WHAT IS BEING ASKED.
Please write out each entry below exactly as it appears.

DATASET EXCERPTS.
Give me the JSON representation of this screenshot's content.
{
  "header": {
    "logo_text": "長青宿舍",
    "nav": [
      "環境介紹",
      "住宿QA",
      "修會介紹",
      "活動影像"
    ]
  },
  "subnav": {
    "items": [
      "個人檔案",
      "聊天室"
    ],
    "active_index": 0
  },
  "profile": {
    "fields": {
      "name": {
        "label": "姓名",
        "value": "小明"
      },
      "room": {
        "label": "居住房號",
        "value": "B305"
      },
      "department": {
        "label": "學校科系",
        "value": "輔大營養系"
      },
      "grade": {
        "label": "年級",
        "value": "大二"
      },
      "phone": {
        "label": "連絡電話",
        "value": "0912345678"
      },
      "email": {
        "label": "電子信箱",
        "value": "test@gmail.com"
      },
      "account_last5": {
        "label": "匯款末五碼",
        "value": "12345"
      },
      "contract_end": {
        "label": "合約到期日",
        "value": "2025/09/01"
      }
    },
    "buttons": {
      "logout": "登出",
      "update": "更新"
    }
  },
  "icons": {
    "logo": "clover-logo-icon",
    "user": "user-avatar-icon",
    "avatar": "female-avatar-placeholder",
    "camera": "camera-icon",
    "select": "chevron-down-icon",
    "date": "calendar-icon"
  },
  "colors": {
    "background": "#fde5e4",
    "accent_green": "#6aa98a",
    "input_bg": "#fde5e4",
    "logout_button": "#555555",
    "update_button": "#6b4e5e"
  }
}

TASK RESPONSE.
Give me the JSON representation of this screenshot's content.
{
  "header": {
    "logo_text": "長青宿舍",
    "nav": [
      "環境介紹",
      "住宿QA",
      "修會介紹",
      "活動影像"
    ]
  },
  "subnav": {
    "items": [
      "個人檔案",
      "聊天室"
    ],
    "active_index": 0
  },
  "profile": {
    "fields": {
      "name": {
        "label": "姓名",
        "value": "小明"
      },
      "room": {
        "label": "居住房號",
        "value": "B305"
      },
      "department": {
        "label": "學校科系",
        "value": "輔大營養系"
      },
      "grade": {
        "label": "年級",
        "value": "大二"
      },
      "phone": {
        "label": "連絡電話",
        "value": "0912345678"
      },
      "email": {
        "label": "電子信箱",
        "value": "test@gmail.com"
      },
      "account_last5": {
        "label": "匯款末五碼",
        "value": "12345"
      },
      "contract_end": {
        "label": "合約到期日",
        "value": "2025/09/01"
      }
    },
    "buttons": {
      "logout": "登出",
      "update": "更新"
    }
  },
  "icons": {
    "logo": "clover-logo-icon",
    "user": "user-avatar-icon",
    "avatar": "female-avatar-placeholder",
    "camera": "camera-icon",
    "select": "chevron-down-icon",
    "date": "calendar-icon"
  },
  "colors": {
    "background": "#fde5e4",
    "accent_green": "#6aa98a",
    "input_bg": "#fde5e4",
    "logout_button": "#555555",
    "update_button": "#6b4e5e"
  }
}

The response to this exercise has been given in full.